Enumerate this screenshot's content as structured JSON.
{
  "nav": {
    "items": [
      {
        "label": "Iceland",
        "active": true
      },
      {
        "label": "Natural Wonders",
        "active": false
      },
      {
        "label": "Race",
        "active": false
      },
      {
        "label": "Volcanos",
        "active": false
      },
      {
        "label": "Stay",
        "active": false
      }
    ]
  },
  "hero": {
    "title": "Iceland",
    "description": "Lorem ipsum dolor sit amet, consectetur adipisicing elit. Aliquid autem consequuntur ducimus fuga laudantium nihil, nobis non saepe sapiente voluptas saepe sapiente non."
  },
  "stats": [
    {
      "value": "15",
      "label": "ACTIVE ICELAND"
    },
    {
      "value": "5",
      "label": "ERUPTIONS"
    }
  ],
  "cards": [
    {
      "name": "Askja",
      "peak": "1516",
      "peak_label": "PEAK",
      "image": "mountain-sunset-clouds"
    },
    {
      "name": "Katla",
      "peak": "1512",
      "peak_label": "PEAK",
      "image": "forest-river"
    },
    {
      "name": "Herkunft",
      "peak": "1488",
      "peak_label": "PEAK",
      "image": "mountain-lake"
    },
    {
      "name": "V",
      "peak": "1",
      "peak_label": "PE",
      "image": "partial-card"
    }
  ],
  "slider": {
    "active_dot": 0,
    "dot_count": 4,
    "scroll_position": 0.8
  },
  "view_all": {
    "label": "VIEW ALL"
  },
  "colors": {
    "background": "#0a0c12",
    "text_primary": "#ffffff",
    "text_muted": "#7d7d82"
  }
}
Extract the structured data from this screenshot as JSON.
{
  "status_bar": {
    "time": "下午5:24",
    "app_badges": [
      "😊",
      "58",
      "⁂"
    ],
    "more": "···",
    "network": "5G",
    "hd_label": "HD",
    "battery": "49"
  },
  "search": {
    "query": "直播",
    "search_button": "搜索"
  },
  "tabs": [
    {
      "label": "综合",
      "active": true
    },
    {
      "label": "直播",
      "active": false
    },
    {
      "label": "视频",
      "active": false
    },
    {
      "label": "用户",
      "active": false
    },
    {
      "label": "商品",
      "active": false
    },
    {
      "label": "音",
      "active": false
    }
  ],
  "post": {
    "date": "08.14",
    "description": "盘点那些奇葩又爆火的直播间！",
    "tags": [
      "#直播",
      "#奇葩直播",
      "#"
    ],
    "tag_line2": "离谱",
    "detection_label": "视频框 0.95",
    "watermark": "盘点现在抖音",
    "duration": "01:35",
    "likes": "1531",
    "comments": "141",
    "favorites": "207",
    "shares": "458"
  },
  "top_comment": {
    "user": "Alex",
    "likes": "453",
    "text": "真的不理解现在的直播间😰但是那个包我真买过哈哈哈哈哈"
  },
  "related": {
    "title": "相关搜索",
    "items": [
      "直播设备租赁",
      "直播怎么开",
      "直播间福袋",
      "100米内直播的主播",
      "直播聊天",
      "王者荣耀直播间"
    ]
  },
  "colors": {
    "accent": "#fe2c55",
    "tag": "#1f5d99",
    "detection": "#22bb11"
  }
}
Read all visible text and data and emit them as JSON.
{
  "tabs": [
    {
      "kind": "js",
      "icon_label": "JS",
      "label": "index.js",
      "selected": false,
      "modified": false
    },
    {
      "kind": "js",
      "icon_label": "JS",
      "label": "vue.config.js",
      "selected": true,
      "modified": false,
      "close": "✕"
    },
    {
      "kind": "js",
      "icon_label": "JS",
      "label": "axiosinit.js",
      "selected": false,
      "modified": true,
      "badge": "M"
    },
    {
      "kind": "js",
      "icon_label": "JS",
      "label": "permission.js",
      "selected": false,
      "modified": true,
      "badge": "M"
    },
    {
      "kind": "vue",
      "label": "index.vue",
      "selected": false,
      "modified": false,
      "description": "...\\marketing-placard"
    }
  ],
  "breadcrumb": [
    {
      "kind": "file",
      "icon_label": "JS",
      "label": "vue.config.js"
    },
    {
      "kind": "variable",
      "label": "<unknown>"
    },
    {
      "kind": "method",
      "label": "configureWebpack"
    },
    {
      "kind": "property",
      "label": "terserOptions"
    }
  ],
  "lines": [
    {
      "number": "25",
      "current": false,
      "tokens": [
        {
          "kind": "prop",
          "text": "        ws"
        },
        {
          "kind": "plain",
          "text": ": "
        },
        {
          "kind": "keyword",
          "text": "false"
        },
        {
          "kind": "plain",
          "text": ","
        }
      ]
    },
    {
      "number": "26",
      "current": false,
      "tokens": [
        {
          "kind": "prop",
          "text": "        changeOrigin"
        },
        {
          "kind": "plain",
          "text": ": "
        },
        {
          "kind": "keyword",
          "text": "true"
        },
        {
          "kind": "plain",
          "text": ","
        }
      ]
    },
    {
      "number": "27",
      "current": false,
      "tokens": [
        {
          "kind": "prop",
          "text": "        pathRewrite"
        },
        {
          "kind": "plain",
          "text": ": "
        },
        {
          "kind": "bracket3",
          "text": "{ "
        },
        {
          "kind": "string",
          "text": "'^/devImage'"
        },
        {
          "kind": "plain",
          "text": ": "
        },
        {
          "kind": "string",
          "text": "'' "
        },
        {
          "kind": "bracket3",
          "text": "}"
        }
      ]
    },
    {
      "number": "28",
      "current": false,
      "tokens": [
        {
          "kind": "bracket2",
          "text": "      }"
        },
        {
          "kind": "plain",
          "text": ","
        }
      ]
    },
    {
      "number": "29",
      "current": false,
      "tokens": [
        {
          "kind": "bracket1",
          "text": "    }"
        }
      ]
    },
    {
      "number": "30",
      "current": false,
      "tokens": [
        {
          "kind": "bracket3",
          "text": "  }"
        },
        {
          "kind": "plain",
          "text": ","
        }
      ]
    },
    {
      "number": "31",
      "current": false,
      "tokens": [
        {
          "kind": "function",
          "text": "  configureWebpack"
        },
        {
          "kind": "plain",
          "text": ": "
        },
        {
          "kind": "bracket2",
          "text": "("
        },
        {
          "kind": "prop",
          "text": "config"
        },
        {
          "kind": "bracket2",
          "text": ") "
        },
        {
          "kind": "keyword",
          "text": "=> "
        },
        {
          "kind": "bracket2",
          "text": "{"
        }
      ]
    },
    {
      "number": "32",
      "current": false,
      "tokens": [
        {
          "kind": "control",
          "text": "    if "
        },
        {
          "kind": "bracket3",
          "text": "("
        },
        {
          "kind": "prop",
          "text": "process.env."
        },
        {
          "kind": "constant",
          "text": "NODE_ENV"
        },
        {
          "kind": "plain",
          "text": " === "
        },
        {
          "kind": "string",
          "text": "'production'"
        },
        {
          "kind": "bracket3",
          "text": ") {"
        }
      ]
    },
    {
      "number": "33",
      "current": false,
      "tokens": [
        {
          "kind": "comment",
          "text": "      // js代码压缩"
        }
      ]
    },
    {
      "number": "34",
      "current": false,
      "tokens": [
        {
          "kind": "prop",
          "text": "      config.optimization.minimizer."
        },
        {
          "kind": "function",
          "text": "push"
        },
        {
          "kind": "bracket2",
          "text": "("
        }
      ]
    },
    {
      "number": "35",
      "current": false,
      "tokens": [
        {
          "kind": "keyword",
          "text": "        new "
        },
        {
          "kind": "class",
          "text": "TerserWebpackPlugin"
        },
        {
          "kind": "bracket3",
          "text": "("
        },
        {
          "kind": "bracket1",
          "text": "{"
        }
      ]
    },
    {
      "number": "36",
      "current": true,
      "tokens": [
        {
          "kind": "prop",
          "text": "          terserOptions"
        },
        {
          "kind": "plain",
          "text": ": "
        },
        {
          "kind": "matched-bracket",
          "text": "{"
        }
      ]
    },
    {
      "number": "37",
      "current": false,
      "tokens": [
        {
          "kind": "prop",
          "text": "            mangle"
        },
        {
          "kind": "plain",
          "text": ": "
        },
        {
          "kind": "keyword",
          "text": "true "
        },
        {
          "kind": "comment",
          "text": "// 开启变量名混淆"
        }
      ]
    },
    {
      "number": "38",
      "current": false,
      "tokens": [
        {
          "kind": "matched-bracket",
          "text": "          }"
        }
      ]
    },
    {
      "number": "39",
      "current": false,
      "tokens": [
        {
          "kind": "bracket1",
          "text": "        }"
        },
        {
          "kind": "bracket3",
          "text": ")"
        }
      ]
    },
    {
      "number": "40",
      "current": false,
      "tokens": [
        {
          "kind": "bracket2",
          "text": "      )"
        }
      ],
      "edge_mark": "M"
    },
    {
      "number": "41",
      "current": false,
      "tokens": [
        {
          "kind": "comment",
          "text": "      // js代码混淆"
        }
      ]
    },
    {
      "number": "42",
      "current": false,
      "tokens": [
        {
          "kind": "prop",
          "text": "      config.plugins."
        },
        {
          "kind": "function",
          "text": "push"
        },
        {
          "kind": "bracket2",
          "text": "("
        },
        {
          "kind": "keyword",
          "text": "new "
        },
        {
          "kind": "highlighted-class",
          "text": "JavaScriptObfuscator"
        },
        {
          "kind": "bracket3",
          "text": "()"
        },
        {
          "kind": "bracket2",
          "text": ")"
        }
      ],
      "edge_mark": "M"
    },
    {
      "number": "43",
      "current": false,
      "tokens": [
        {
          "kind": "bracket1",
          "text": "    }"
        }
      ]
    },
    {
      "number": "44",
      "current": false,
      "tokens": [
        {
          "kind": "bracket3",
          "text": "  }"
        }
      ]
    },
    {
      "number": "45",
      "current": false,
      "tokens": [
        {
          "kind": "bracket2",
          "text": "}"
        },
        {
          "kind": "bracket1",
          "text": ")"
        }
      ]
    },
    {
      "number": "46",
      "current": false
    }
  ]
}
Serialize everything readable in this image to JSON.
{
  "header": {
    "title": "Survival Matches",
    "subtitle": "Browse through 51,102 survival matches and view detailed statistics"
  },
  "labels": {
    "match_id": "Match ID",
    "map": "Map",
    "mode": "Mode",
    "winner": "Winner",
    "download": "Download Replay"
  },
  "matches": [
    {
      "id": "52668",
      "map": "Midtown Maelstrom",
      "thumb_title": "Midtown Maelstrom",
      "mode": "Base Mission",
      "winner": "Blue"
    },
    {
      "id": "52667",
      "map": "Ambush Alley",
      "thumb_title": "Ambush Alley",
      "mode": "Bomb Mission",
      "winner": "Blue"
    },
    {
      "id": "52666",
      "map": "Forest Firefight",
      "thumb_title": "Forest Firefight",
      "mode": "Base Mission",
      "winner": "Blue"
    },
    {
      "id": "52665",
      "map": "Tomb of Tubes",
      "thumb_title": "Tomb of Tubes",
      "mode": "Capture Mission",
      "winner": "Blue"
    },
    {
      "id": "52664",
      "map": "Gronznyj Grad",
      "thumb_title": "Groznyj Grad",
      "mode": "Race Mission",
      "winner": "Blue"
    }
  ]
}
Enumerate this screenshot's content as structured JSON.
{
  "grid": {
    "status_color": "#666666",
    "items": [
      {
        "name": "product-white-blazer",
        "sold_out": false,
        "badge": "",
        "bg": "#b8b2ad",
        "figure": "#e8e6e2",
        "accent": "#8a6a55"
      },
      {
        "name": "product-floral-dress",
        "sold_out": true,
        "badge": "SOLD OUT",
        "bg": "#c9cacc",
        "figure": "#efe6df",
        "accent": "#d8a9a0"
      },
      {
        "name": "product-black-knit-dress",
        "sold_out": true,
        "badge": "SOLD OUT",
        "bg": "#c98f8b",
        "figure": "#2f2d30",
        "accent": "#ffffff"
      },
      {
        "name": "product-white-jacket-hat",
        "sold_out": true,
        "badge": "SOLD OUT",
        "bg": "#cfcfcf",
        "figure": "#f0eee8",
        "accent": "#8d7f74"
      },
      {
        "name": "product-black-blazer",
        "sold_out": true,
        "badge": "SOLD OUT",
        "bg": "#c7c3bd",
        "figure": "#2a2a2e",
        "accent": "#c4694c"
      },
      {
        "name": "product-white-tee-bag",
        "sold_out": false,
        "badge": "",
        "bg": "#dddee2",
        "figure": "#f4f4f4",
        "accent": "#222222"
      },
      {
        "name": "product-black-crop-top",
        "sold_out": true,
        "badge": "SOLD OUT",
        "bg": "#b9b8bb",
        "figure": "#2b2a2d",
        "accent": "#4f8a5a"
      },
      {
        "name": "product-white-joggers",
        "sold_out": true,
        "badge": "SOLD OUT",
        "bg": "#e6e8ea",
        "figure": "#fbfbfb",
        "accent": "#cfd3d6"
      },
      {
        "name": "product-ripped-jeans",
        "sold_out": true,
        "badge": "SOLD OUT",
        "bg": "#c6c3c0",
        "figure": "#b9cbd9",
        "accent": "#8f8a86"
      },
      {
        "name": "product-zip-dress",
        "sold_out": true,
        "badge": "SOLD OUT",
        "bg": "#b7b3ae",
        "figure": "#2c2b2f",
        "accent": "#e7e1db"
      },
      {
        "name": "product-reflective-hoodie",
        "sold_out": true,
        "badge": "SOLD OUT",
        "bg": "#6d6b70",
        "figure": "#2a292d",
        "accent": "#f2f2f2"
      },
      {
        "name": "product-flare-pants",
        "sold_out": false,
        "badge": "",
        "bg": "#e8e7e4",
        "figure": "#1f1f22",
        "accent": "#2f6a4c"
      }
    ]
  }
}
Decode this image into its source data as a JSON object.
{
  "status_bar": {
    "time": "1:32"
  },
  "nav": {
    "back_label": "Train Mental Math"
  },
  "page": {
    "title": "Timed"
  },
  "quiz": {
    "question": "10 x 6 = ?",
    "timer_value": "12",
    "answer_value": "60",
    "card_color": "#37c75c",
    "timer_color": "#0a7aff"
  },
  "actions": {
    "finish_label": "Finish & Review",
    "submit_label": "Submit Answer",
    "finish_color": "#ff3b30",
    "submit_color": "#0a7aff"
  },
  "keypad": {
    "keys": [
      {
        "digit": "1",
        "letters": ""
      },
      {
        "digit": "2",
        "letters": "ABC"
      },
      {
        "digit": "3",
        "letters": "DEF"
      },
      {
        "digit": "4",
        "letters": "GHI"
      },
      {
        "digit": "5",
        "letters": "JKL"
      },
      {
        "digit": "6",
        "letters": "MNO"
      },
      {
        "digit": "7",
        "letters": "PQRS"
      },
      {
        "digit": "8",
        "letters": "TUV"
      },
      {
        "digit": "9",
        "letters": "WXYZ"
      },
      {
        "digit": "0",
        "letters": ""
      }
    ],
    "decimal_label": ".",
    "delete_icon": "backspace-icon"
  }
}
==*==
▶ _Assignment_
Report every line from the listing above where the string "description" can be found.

▶ _Solution for this exercise_
    "description": "Lorem ipsum dolor sit amet, consectetur adipisicing elit. Aliquid autem consequuntur ducimus fuga laudantium nihil, nobis non saepe sapiente voluptas saepe sapiente non."
    "description": "盘点那些奇葩又爆火的直播间！",
      "description": "...\\marketing-placard"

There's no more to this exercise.